Wood AnemoneAnemone quinquefolia var. quinquefolia, Wood Anemone.  A whorl of three divided leaves halfway up the stem bears a solitary long-stalked white flower of 4-7 petal-like sepals.  Grows in woodlands.  Common.





Wild ColumbineAquilegia canadensis, Wild Columbine.  Compound leaves with drooping scarlet and yellow, spurred flowers. Rocky woods. Common.



Blue Cohosh in bloomBlue Cohosh plantCaulophyllum thalictroides, Blue Cohosh.  Divided leaves with yellow-green flowers on a branched stalk.  Grows in rich woods.  Rare.




Early CoralrootCorallorhiza trifida, Early Coralroot Orchid.  Coralroot orchids have a stem with flowers and no leaves. Their nutrients are supplied mainly by soil fungi. This species has yellow flowers with a white lip.  Grows in swamps and wet woods. Rare.






Trout Lily blossomTrout Lily PlantErythronium americanum ssp. americanum, Trout Lily.  Single yellow flower with two oval-shaped mottled leaves. Grows in moist woods. Uncommon.

Photo on left: kbarton


Bloodroot blossomBloodroot plantsSanguinaria canadensis, Bloodroot.  A solitary lobed leaf with a long-stalked white flower. Rich woods. Rare.

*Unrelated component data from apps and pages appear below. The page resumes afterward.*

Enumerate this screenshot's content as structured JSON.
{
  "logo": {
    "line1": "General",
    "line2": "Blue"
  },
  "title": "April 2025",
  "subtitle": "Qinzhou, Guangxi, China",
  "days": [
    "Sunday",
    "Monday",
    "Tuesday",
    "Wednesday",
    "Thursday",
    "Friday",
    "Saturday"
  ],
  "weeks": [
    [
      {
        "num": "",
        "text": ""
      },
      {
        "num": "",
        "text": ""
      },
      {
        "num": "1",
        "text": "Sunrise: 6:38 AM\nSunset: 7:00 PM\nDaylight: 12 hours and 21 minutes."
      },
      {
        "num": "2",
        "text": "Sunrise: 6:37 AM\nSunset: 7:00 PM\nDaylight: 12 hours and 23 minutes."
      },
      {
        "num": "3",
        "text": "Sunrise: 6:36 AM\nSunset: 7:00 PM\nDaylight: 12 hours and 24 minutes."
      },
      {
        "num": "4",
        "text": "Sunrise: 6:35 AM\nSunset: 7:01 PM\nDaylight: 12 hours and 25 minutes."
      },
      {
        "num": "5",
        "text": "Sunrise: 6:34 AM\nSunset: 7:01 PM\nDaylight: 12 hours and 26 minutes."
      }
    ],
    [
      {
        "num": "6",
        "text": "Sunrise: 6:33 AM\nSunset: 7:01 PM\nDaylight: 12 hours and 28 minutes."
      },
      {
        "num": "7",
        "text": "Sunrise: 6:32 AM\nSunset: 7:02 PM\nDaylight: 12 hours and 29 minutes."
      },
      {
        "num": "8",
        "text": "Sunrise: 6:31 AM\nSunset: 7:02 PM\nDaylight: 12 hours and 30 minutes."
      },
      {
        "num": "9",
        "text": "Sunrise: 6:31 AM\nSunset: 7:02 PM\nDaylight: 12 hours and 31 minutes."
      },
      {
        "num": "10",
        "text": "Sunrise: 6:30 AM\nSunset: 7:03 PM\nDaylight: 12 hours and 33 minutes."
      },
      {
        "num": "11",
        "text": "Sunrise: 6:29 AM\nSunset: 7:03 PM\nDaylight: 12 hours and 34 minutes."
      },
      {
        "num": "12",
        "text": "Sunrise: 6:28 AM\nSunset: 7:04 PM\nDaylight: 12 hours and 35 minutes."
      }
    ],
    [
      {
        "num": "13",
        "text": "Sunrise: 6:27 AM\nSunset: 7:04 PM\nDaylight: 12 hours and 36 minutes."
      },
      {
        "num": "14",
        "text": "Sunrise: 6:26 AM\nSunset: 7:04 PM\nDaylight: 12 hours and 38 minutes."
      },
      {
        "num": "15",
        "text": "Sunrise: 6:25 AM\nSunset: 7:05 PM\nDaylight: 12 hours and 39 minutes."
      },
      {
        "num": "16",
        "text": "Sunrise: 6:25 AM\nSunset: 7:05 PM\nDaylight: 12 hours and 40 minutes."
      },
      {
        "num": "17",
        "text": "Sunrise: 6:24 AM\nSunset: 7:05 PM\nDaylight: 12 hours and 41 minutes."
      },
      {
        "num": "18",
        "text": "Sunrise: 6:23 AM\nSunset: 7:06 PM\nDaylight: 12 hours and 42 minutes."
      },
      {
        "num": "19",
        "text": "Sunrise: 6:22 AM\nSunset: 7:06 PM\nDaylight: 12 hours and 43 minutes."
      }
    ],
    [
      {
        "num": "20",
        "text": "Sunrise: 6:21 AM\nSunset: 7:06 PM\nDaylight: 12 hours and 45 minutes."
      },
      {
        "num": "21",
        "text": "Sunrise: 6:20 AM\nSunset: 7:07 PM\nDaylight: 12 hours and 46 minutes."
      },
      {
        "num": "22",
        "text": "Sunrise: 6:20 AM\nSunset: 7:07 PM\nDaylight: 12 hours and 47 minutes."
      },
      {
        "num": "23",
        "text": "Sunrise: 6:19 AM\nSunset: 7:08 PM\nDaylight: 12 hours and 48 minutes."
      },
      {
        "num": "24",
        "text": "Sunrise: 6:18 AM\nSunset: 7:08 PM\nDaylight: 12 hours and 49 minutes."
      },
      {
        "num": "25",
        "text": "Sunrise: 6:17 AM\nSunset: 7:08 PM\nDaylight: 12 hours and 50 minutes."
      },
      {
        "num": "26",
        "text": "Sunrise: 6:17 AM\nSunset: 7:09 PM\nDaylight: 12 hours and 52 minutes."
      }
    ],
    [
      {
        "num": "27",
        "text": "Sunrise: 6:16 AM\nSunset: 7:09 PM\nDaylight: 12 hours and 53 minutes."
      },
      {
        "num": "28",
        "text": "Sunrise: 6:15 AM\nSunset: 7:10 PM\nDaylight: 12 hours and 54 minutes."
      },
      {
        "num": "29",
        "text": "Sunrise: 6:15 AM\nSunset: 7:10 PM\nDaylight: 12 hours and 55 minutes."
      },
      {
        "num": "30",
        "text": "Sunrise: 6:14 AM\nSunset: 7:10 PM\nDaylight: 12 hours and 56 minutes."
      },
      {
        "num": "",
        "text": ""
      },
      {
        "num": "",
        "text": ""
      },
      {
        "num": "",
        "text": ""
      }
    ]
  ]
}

Photo on left: kbarton



Rue AnemoneThalictrum thalictroides, Rue Anemone. A small plant with a whorl of three-lobed leaves beneath dainty white flowers on delicate stalks. Grows in rich woods. Rare.






Purple TrilliumTrillium erectum var. erectum, Purple Trillium.  A single maroon flower is subtended by three broadly oval leaves.  Rich, moist woods.  Rare 



Yellow Round-leaved VioletViola rotundifolia, Stemless Yellow Violet or Yellow Round-leaved Violet. Yellow flowers appear with the scalloped leaves in early spring. The three lower petals have red veins. Grows in rich, moist woods.